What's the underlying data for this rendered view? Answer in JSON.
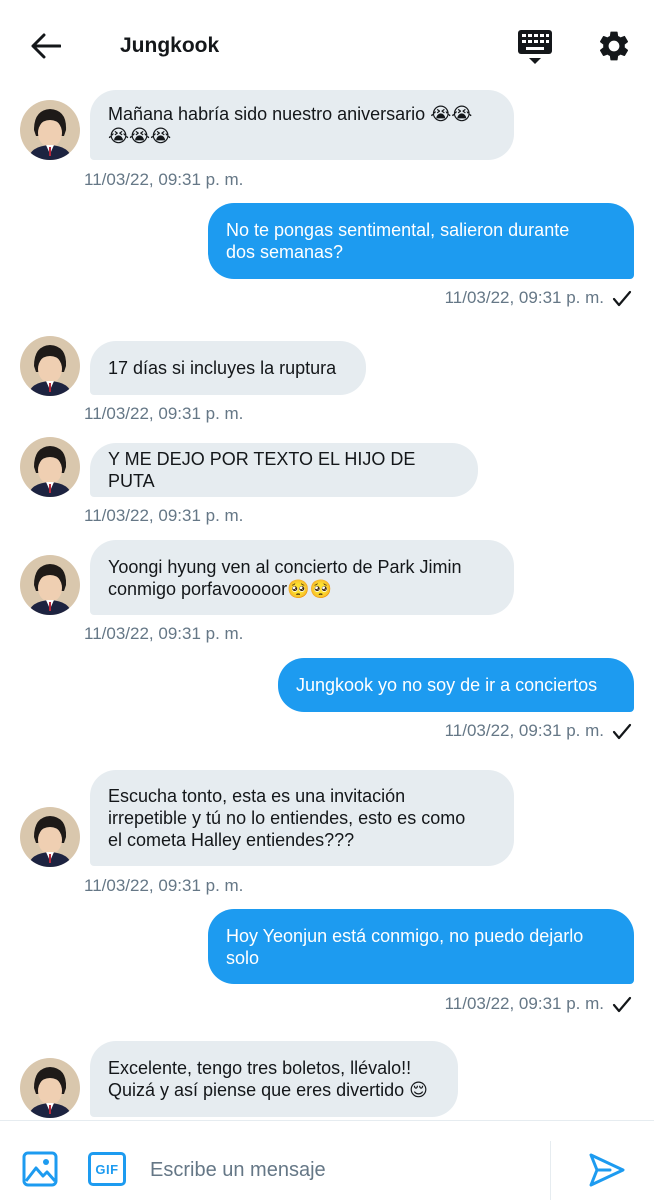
{
  "header": {
    "title": "Jungkook",
    "back_icon": "arrow-left-icon",
    "keyboard_icon": "keyboard-icon",
    "settings_icon": "gear-icon"
  },
  "colors": {
    "accent": "#1d9bf0",
    "incoming_bubble": "#e6ecf0",
    "timestamp": "#657786"
  },
  "messages": [
    {
      "direction": "in",
      "text": "Mañana habría sido nuestro aniversario 😭😭\n😭😭😭",
      "time": "11/03/22, 09:31 p. m."
    },
    {
      "direction": "out",
      "text": "No te pongas sentimental, salieron durante\ndos semanas?",
      "time": "11/03/22, 09:31 p. m."
    },
    {
      "direction": "in",
      "text": "17 días si incluyes la ruptura",
      "time": "11/03/22, 09:31 p. m."
    },
    {
      "direction": "in",
      "text": "Y ME DEJO POR TEXTO EL HIJO DE PUTA",
      "time": "11/03/22, 09:31 p. m."
    },
    {
      "direction": "in",
      "text": "Yoongi hyung ven al concierto de Park Jimin\nconmigo porfavooooor🥺🥺",
      "time": "11/03/22, 09:31 p. m."
    },
    {
      "direction": "out",
      "text": "Jungkook yo no soy de ir a conciertos",
      "time": "11/03/22, 09:31 p. m."
    },
    {
      "direction": "in",
      "text": "Escucha tonto, esta es una invitación\nirrepetible y tú no lo entiendes, esto es como\nel cometa Halley entiendes???",
      "time": "11/03/22, 09:31 p. m."
    },
    {
      "direction": "out",
      "text": "Hoy Yeonjun está conmigo, no puedo dejarlo\nsolo",
      "time": "11/03/22, 09:31 p. m."
    },
    {
      "direction": "in",
      "text": "Excelente, tengo tres boletos, llévalo!!\nQuizá y así piense que eres divertido 😌",
      "time": ""
    }
  ],
  "composer": {
    "placeholder": "Escribe un mensaje",
    "image_icon": "image-icon",
    "gif_label": "GIF",
    "send_icon": "send-icon"
  }
}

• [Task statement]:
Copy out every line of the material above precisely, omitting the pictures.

• [Finished task]:
What's the underlying data for this rendered view? Answer in JSON.
{
  "header": {
    "title": "Jungkook",
    "back_icon": "arrow-left-icon",
    "keyboard_icon": "keyboard-icon",
    "settings_icon": "gear-icon"
  },
  "colors": {
    "accent": "#1d9bf0",
    "incoming_bubble": "#e6ecf0",
    "timestamp": "#657786"
  },
  "messages": [
    {
      "direction": "in",
      "text": "Mañana habría sido nuestro aniversario 😭😭\n😭😭😭",
      "time": "11/03/22, 09:31 p. m."
    },
    {
      "direction": "out",
      "text": "No te pongas sentimental, salieron durante\ndos semanas?",
      "time": "11/03/22, 09:31 p. m."
    },
    {
      "direction": "in",
      "text": "17 días si incluyes la ruptura",
      "time": "11/03/22, 09:31 p. m."
    },
    {
      "direction": "in",
      "text": "Y ME DEJO POR TEXTO EL HIJO DE PUTA",
      "time": "11/03/22, 09:31 p. m."
    },
    {
      "direction": "in",
      "text": "Yoongi hyung ven al concierto de Park Jimin\nconmigo porfavooooor🥺🥺",
      "time": "11/03/22, 09:31 p. m."
    },
    {
      "direction": "out",
      "text": "Jungkook yo no soy de ir a conciertos",
      "time": "11/03/22, 09:31 p. m."
    },
    {
      "direction": "in",
      "text": "Escucha tonto, esta es una invitación\nirrepetible y tú no lo entiendes, esto es como\nel cometa Halley entiendes???",
      "time": "11/03/22, 09:31 p. m."
    },
    {
      "direction": "out",
      "text": "Hoy Yeonjun está conmigo, no puedo dejarlo\nsolo",
      "time": "11/03/22, 09:31 p. m."
    },
    {
      "direction": "in",
      "text": "Excelente, tengo tres boletos, llévalo!!\nQuizá y así piense que eres divertido 😌",
      "time": ""
    }
  ],
  "composer": {
    "placeholder": "Escribe un mensaje",
    "image_icon": "image-icon",
    "gif_label": "GIF",
    "send_icon": "send-icon"
  }
}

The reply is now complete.